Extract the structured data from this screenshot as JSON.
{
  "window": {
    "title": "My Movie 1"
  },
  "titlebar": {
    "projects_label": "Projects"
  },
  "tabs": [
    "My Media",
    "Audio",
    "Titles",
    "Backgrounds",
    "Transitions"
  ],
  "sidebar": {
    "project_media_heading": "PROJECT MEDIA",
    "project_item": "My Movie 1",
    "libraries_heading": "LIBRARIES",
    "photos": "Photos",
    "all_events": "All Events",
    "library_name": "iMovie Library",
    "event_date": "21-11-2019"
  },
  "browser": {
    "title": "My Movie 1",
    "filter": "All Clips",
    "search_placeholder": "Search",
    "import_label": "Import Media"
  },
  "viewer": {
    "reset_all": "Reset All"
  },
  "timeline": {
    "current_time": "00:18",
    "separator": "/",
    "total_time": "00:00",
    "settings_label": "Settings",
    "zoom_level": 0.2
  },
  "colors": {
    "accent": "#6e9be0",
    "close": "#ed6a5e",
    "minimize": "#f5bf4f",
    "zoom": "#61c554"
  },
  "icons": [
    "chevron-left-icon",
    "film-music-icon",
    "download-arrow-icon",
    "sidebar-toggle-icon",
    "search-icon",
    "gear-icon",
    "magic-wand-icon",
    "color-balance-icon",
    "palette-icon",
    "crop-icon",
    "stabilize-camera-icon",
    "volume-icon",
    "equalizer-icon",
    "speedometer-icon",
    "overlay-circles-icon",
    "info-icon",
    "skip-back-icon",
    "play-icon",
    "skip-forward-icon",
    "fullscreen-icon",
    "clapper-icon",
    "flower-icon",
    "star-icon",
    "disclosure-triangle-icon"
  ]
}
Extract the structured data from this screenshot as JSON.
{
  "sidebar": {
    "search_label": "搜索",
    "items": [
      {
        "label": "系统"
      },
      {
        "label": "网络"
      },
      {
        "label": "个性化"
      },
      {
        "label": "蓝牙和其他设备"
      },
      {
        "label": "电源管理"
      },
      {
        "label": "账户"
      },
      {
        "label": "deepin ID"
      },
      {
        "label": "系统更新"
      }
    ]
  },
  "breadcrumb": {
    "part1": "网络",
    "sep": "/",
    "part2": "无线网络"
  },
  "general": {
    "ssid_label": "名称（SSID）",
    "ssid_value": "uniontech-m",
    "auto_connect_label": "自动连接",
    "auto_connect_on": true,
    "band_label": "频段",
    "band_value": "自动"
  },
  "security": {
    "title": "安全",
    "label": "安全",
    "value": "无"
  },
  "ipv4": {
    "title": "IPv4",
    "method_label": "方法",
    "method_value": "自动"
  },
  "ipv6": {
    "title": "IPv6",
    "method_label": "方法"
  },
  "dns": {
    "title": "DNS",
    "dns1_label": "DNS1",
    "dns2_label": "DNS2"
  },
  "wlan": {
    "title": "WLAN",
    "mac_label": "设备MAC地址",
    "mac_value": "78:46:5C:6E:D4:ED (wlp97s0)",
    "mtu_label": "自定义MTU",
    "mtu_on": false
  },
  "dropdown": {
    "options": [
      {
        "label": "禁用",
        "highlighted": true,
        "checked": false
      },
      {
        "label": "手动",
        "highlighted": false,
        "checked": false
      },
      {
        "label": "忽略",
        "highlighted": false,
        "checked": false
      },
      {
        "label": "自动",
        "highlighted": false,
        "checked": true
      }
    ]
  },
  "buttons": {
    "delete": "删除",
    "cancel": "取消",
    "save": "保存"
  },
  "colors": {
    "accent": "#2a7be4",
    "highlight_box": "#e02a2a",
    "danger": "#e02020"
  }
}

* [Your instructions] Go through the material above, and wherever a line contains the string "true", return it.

* [Task response]
    "auto_connect_on": true,
        "highlighted": true,
        "checked": true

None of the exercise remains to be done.